Pub Type(s)

Journal Article

Language

eng

PubMed ID

25385025

Citation

Dawe, N, et al. "Targeted Use of Endoscopic CO2 Laser Cricopharyngeal Myotomy for Improving Swallowing Function Following Head and Neck Cancer Treatment." The Journal of Laryngology and Otology, vol. 128, no. 12, 2014, pp. 1105-10.
Dawe N, Patterson J, Hamilton D, et al. Targeted use of endoscopic CO2 laser cricopharyngeal myotomy for improving swallowing function following head and neck cancer treatment. J Laryngol Otol. 2014;128(12):1105-10.
Dawe, N., Patterson, J., Hamilton, D., & Hartley, C. (2014). Targeted use of endoscopic CO2 laser cricopharyngeal myotomy for improving swallowing function following head and neck cancer treatment. The Journal of Laryngology and Otology, 128(12), 1105-10. https://doi.org/10.1017/S0022215114002692
Dawe N, et al. Targeted Use of Endoscopic CO2 Laser Cricopharyngeal Myotomy for Improving Swallowing Function Following Head and Neck Cancer Treatment.
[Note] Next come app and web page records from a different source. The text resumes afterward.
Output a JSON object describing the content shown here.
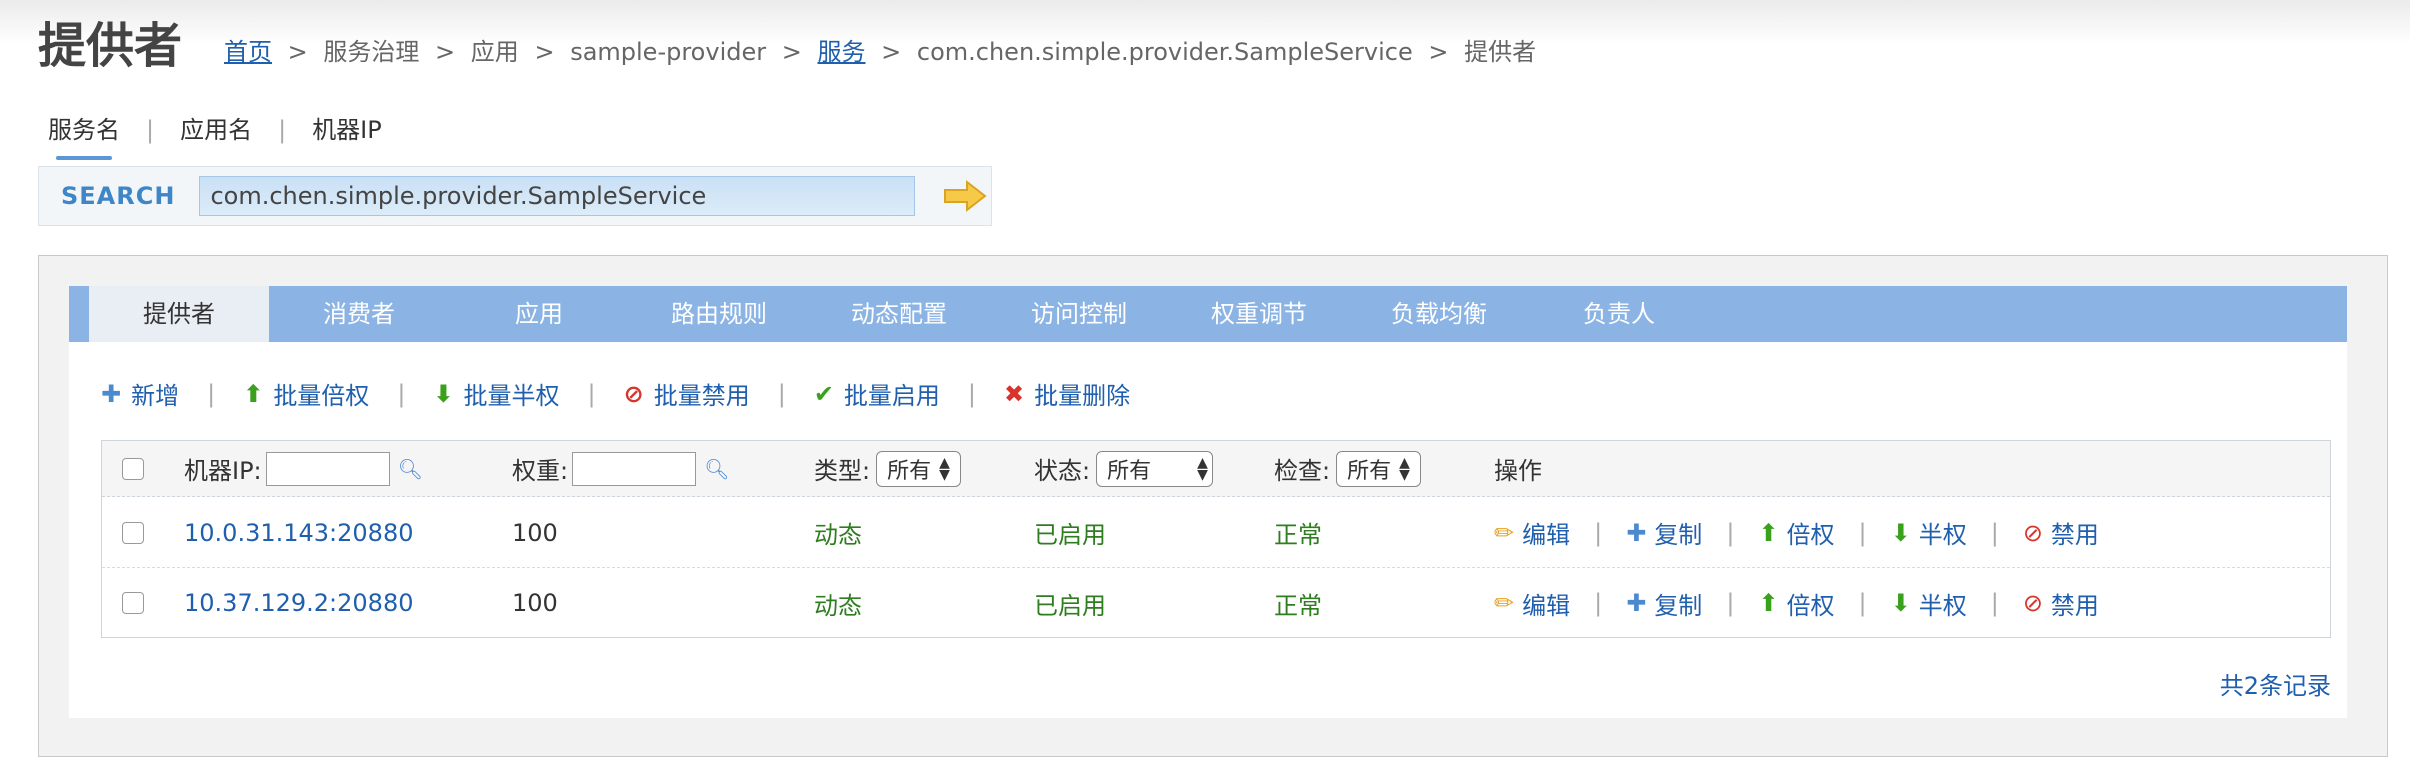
{
  "header": {
    "title": "提供者",
    "breadcrumb": {
      "home": "首页",
      "sep": ">",
      "governance": "服务治理",
      "app": "应用",
      "app_name": "sample-provider",
      "service": "服务",
      "service_name": "com.chen.simple.provider.SampleService",
      "current": "提供者"
    }
  },
  "search": {
    "tabs": [
      "服务名",
      "应用名",
      "机器IP"
    ],
    "label": "SEARCH",
    "value": "com.chen.simple.provider.SampleService"
  },
  "nav_tabs": [
    "提供者",
    "消费者",
    "应用",
    "路由规则",
    "动态配置",
    "访问控制",
    "权重调节",
    "负载均衡",
    "负责人"
  ],
  "actions": {
    "add": "新增",
    "batch_double": "批量倍权",
    "batch_half": "批量半权",
    "batch_disable": "批量禁用",
    "batch_enable": "批量启用",
    "batch_delete": "批量删除"
  },
  "table": {
    "headers": {
      "ip": "机器IP:",
      "weight": "权重:",
      "type": "类型:",
      "status": "状态:",
      "check": "检查:",
      "ops": "操作"
    },
    "select_all": "所有",
    "rows": [
      {
        "ip": "10.0.31.143:20880",
        "weight": "100",
        "type": "动态",
        "status": "已启用",
        "check": "正常"
      },
      {
        "ip": "10.37.129.2:20880",
        "weight": "100",
        "type": "动态",
        "status": "已启用",
        "check": "正常"
      }
    ],
    "ops": {
      "edit": "编辑",
      "copy": "复制",
      "double": "倍权",
      "half": "半权",
      "disable": "禁用"
    }
  },
  "total": "共2条记录",
  "colors": {
    "link": "#1f5fae",
    "nav_bar": "#8bb4e5",
    "green_text": "#2e7d1f",
    "search_label": "#3f86c9",
    "add_icon": "#4c8ad0",
    "up_icon": "#3aa11c",
    "delete_icon": "#d9342b"
  },
  "icons": {
    "go": "arrow-right-icon",
    "magnifier": "search-icon",
    "edit": "pencil-icon",
    "copy": "plus-icon",
    "double": "arrow-up-icon",
    "half": "arrow-down-icon",
    "disable": "forbidden-icon",
    "enable": "check-icon",
    "delete": "x-icon"
  }
}
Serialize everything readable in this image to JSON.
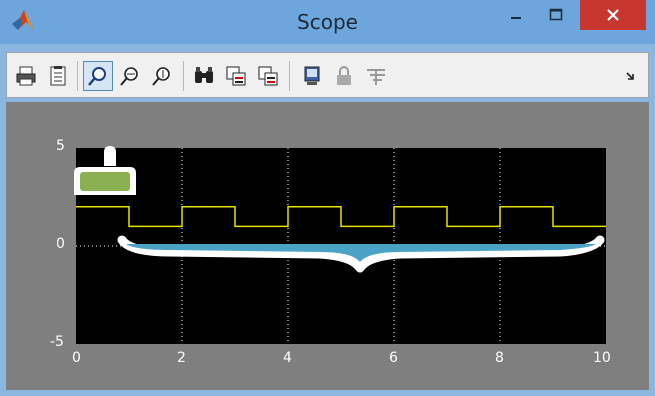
{
  "window": {
    "title": "Scope",
    "titlebar_color": "#6ca6dd",
    "close_color": "#c7372f"
  },
  "toolbar": {
    "buttons": [
      {
        "name": "print-icon",
        "active": false
      },
      {
        "name": "parameters-icon",
        "active": false
      },
      {
        "name": "zoom-icon",
        "active": true
      },
      {
        "name": "zoom-x-icon",
        "active": false
      },
      {
        "name": "zoom-y-icon",
        "active": false
      },
      {
        "name": "autoscale-icon",
        "active": false
      },
      {
        "name": "save-axes-icon",
        "active": false
      },
      {
        "name": "restore-axes-icon",
        "active": false
      },
      {
        "name": "floating-scope-icon",
        "active": false
      },
      {
        "name": "lock-axes-icon",
        "active": false
      },
      {
        "name": "signal-selection-icon",
        "active": false
      }
    ],
    "overflow_icon": "chevron-icon"
  },
  "plot": {
    "background": "#7f7f7f",
    "axes_background": "#000000",
    "trace_color": "#e5e500",
    "brace_color": "#4aa3c7"
  },
  "chart_data": {
    "type": "line",
    "x": [
      0,
      1,
      1,
      2,
      2,
      3,
      3,
      4,
      4,
      5,
      5,
      6,
      6,
      7,
      7,
      8,
      8,
      9,
      9,
      10
    ],
    "series": [
      {
        "values": [
          2,
          2,
          1,
          1,
          2,
          2,
          1,
          1,
          2,
          2,
          1,
          1,
          2,
          2,
          1,
          1,
          2,
          2,
          1,
          1
        ]
      }
    ],
    "xlim": [
      0,
      10
    ],
    "ylim": [
      -5,
      5
    ],
    "x_ticks": [
      "0",
      "2",
      "4",
      "6",
      "8",
      "10"
    ],
    "y_ticks": [
      "5",
      "0",
      "-5"
    ],
    "grid": true,
    "title": "",
    "xlabel": "",
    "ylabel": ""
  }
}
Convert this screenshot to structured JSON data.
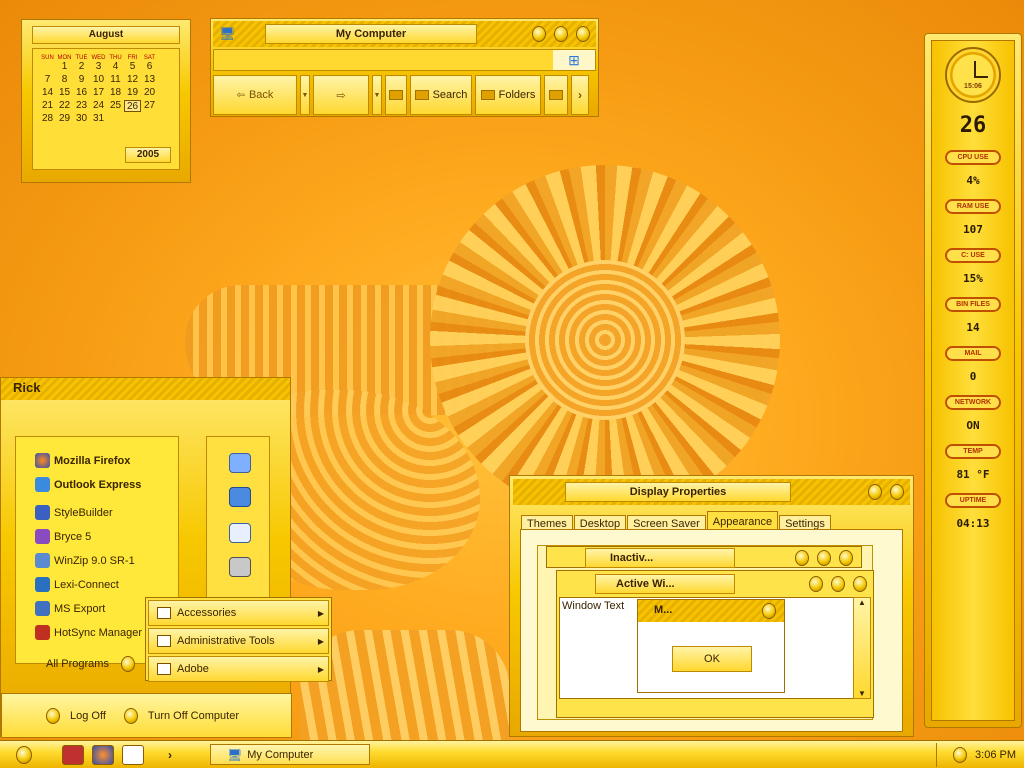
{
  "calendar": {
    "month": "August",
    "dow": [
      "SUN",
      "MON",
      "TUE",
      "WED",
      "THU",
      "FRI",
      "SAT"
    ],
    "days": [
      "",
      "1",
      "2",
      "3",
      "4",
      "5",
      "6",
      "7",
      "8",
      "9",
      "10",
      "11",
      "12",
      "13",
      "14",
      "15",
      "16",
      "17",
      "18",
      "19",
      "20",
      "21",
      "22",
      "23",
      "24",
      "25",
      "26",
      "27",
      "28",
      "29",
      "30",
      "31"
    ],
    "today": "26",
    "year": "2005"
  },
  "mycomputer": {
    "title": "My Computer",
    "back_label": "Back",
    "search_label": "Search",
    "folders_label": "Folders"
  },
  "sidebar": {
    "clock_time": "15:06",
    "day": "26",
    "widgets": [
      {
        "label": "CPU USE",
        "value": "4%"
      },
      {
        "label": "RAM USE",
        "value": "107"
      },
      {
        "label": "C: USE",
        "value": "15%"
      },
      {
        "label": "BIN FILES",
        "value": "14"
      },
      {
        "label": "MAIL",
        "value": "0"
      },
      {
        "label": "NETWORK",
        "value": "ON"
      },
      {
        "label": "TEMP",
        "value": "81 °F"
      },
      {
        "label": "UPTIME",
        "value": "04:13"
      }
    ]
  },
  "startmenu": {
    "user": "Rick",
    "pinned": [
      "Mozilla Firefox",
      "Outlook Express"
    ],
    "recent": [
      "StyleBuilder",
      "Bryce 5",
      "WinZip 9.0 SR-1",
      "Lexi-Connect",
      "MS Export",
      "HotSync Manager"
    ],
    "all_programs": "All Programs",
    "log_off": "Log Off",
    "turn_off": "Turn Off Computer",
    "programs": [
      "Accessories",
      "Administrative Tools",
      "Adobe"
    ]
  },
  "display_properties": {
    "title": "Display Properties",
    "tabs": [
      "Themes",
      "Desktop",
      "Screen Saver",
      "Appearance",
      "Settings"
    ],
    "selected_tab": "Appearance",
    "preview": {
      "inactive_title": "Inactiv...",
      "active_title": "Active Wi...",
      "window_text": "Window Text",
      "msg_title": "M...",
      "ok_label": "OK"
    }
  },
  "taskbar": {
    "task_label": "My Computer",
    "time": "3:06 PM"
  },
  "colors": {
    "accent": "#f7c800",
    "desktop": "#f59a12",
    "alert_red": "#b00000"
  }
}
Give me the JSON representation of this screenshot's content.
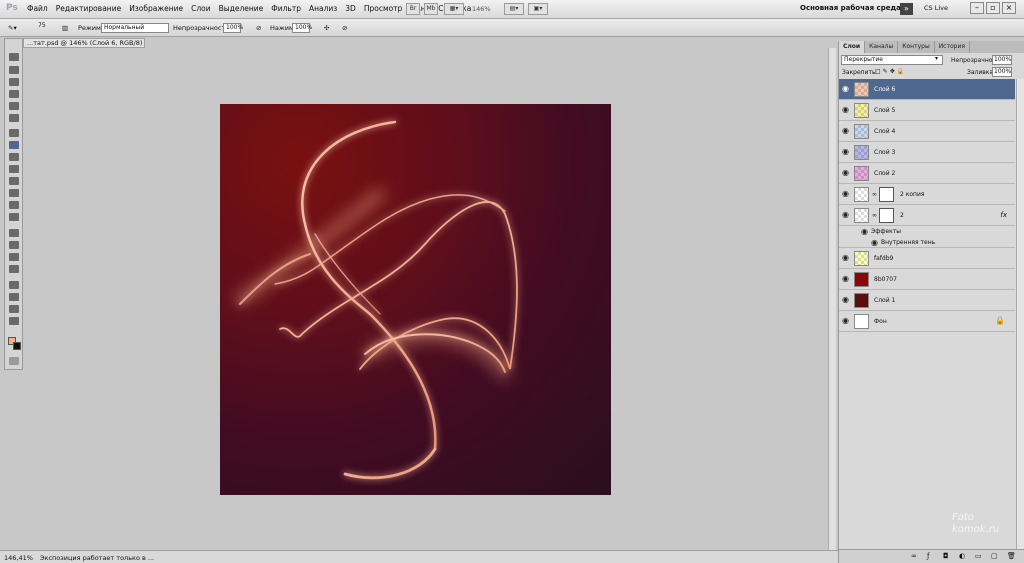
{
  "app": {
    "logo": "Ps"
  },
  "menu": [
    "Файл",
    "Редактирование",
    "Изображение",
    "Слои",
    "Выделение",
    "Фильтр",
    "Анализ",
    "3D",
    "Просмотр",
    "Окно",
    "Справка"
  ],
  "toolbar_top": {
    "br_label": "Br",
    "mb_label": "Mb",
    "zoom": "146%"
  },
  "workspace": {
    "label": "Основная рабочая среда",
    "cslive": "CS Live"
  },
  "options": {
    "brush_size": "75",
    "mode_label": "Режим:",
    "mode_value": "Нормальный",
    "opacity_label": "Непрозрачность:",
    "opacity_value": "100%",
    "pressure_label": "Нажим:",
    "pressure_value": "100%"
  },
  "document": {
    "tab_title": "...тат.psd @ 146% (Слой 6, RGB/8) *"
  },
  "status": {
    "zoom": "146,41%",
    "info": "Экспозиция работает только в ..."
  },
  "panel": {
    "tabs": [
      "Слои",
      "Каналы",
      "Контуры",
      "История"
    ],
    "blend_mode": "Перекрытие",
    "opacity_label": "Непрозрачность:",
    "opacity_value": "100%",
    "lock_label": "Закрепить:",
    "fill_label": "Заливка:",
    "fill_value": "100%"
  },
  "layers": [
    {
      "name": "Слой 6",
      "selected": true,
      "thumb": "#f2c6b0"
    },
    {
      "name": "Слой 5",
      "thumb": "#f5f0a0"
    },
    {
      "name": "Слой 4",
      "thumb": "#c8d8f0"
    },
    {
      "name": "Слой 3",
      "thumb": "#b8b8e8"
    },
    {
      "name": "Слой 2",
      "thumb": "#e8a8e0"
    },
    {
      "name": "2 копия",
      "mask": true
    },
    {
      "name": "2",
      "mask": true,
      "fx": "fx"
    },
    {
      "name": "Эффекты",
      "sub": true
    },
    {
      "name": "Внутренняя тень",
      "sub": true
    },
    {
      "name": "fafdb9",
      "thumb": "#fafdb9"
    },
    {
      "name": "8b0707",
      "thumb": "#8b0707",
      "solid": true
    },
    {
      "name": "Слой 1",
      "thumb": "#5a0e10",
      "solid": true
    },
    {
      "name": "Фон",
      "thumb": "#ffffff",
      "solid": true,
      "locked": true
    }
  ],
  "watermark": {
    "line1": "Foto",
    "line2": "komok.ru"
  },
  "colors": {
    "selected_layer": "#4f6890",
    "canvas_dark": "#1c0f18",
    "canvas_red": "#7a1008",
    "foreground": "#f3b08a"
  }
}
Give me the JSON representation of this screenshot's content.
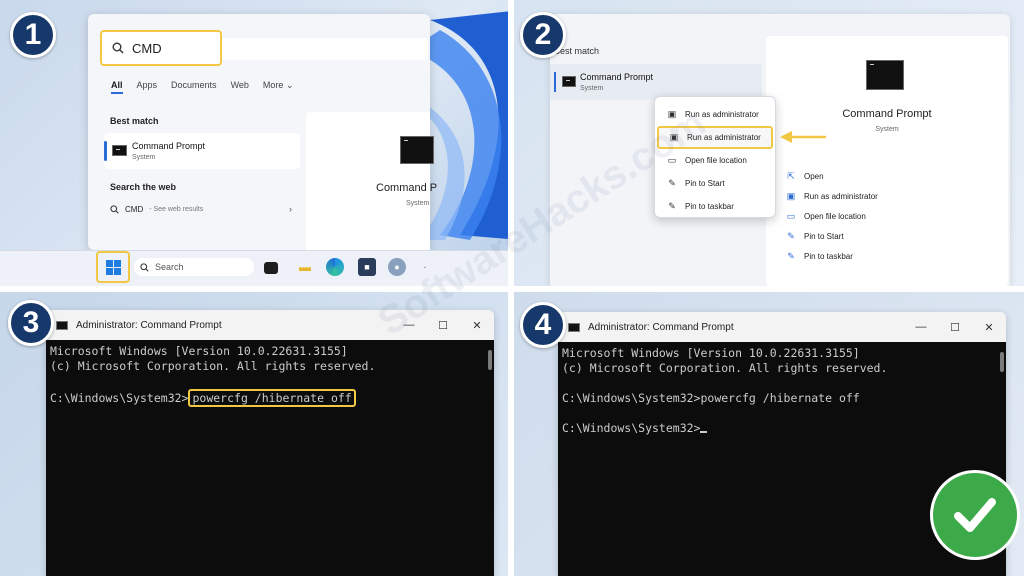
{
  "steps": [
    "1",
    "2",
    "3",
    "4"
  ],
  "step1": {
    "search_value": "CMD",
    "filters": [
      "All",
      "Apps",
      "Documents",
      "Web",
      "More"
    ],
    "more_chevron": "⌄",
    "best_match_label": "Best match",
    "result_name": "Command Prompt",
    "result_sub": "System",
    "search_web_label": "Search the web",
    "web_query": "CMD",
    "web_hint": "- See web results",
    "preview_name": "Command P",
    "preview_sub": "System",
    "taskbar_search": "Search"
  },
  "step2": {
    "best_match_label": "Best match",
    "result_name": "Command Prompt",
    "result_sub": "System",
    "context_menu": [
      "Run as administrator",
      "Run as administrator",
      "Open file location",
      "Pin to Start",
      "Pin to taskbar"
    ],
    "preview_name": "Command Prompt",
    "preview_sub": "System",
    "actions": [
      "Open",
      "Run as administrator",
      "Open file location",
      "Pin to Start",
      "Pin to taskbar"
    ]
  },
  "step3": {
    "window_title": "Administrator: Command Prompt",
    "line1": "Microsoft Windows [Version 10.0.22631.3155]",
    "line2": "(c) Microsoft Corporation. All rights reserved.",
    "prompt": "C:\\Windows\\System32>",
    "command": "powercfg /hibernate off"
  },
  "step4": {
    "window_title": "Administrator: Command Prompt",
    "line1": "Microsoft Windows [Version 10.0.22631.3155]",
    "line2": "(c) Microsoft Corporation. All rights reserved.",
    "line3": "C:\\Windows\\System32>powercfg /hibernate off",
    "prompt": "C:\\Windows\\System32>"
  },
  "window_controls": [
    "—",
    "☐",
    "✕"
  ],
  "watermark": "SoftwareHacks.com",
  "colors": {
    "highlight": "#f2c744",
    "badge": "#17386a",
    "success": "#3daa4a",
    "accent": "#2a6bd6"
  }
}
J Laryngol Otol. 2014;128(12):1105-10. PubMed PMID: 25385025.
* Article titles in AMA citation format should be in sentence-case
TY - JOUR T1 - Targeted use of endoscopic CO2 laser cricopharyngeal myotomy for improving swallowing function following head and neck cancer treatment. AU - Dawe,N, AU - Patterson,J, AU - Hamilton,D, AU - Hartley,C, Y1 - 2014/11/11/ PY - 2014/11/12/entrez PY - 2014/11/12/pubmed PY - 2015/11/11/medline SP - 1105 EP - 10 JF - The Journal of laryngology and otology JO - J Laryngol Otol VL - 128 IS - 12 N2 - BACKGROUND: Cricopharyngeal dysfunction following head and neck cancer treatment may lead to a significant reduction in oral intake. Carbon dioxide laser is an established procedure for the treatment of non-malignant cricopharyngeal disorders. We report our experience of laser cricopharyngeal myotomy with objective swallowing outcome measures, before and after treatment. METHODS: We identified 11 patients who had undergone carbon dioxide laser cricopharyngeal myotomy for dysphagia following radiotherapy, with or without chemotheraphy between January 2006 and July 2011. We analysed the swallowing outcomes following carbon dioxide laser cricopharyngeal myotomy by retrospective grading of pre- and post-procedure videofluoroscopic swallowing study of liquids, using the validated Modified Barium Swallow Impairment Profile. RESULTS: The median Modified Barium Swallow Impairment Profile score was 13 pre-myotomy and 10 post-myotomy. This difference between scores was non-significant (p = 0.41). The median, cricopharyngeal-specific Modified Barium Swallow Impairment Profile variables (14 and 17) improved from 3 to 2, but were similarly non-significant (p = 0.16). We observed the improved Modified Barium Swallow Impairment Profile scores post-procedure in the majority of patients. CONCLUSION: Endoscopic carbon dioxide laser cricopharyngeal myotomy remains a viable option in treatment-related cricopharyngeal dysfunction; its targeted role requires further prospective study. Objective analysis of the technique can be reported using the validated Modified Barium Swallow Impairment Profile. SN - 1748-5460 UR - https://www.unboundmedicine.com/medline/citation/25385025/Targeted_use_of_endoscopic_CO2_laser_cricopharyngeal_myotomy_for_improving_swallowing_function_following_head_and_neck_cancer_treatment_ L2 - https://www.cambridge.org/core/product/identifier/S0022215114002692/type/journal_article DB - PRIME DP - Unbound Medicine ER -